In view of these events and owing to the as yet unspecified possibility of changes to regulations in the education and research sector, a number of learned societies including the Philological Societies have drafter a letter of response to “Brexit” and its impact on language and language learning in the United Kingdom.
The letter calls on HM Government to develop a language policy emphasising four points:
- Foster a positive public attitude towards language, language learning and working with languages.
- Maintain and enlarge the UK’s international diplomatic, regulatory, and security networks.
- Encourage the development of multilingual skills at all stages of the National Curriculum.
- Provide for research on language as on of many aspects of human nature and society.

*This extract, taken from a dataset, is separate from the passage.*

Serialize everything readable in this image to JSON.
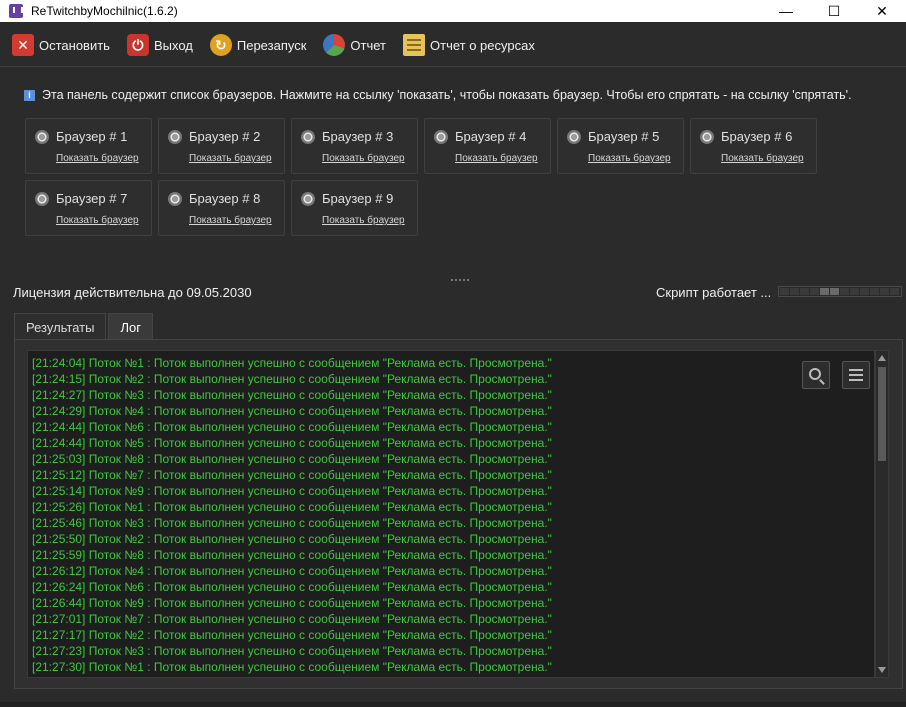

The Society looks to its members for comments on this statement in the comments section. The full text of the letter can be found below. Continue reading “PhilSoc and other learned societies react to Brexit”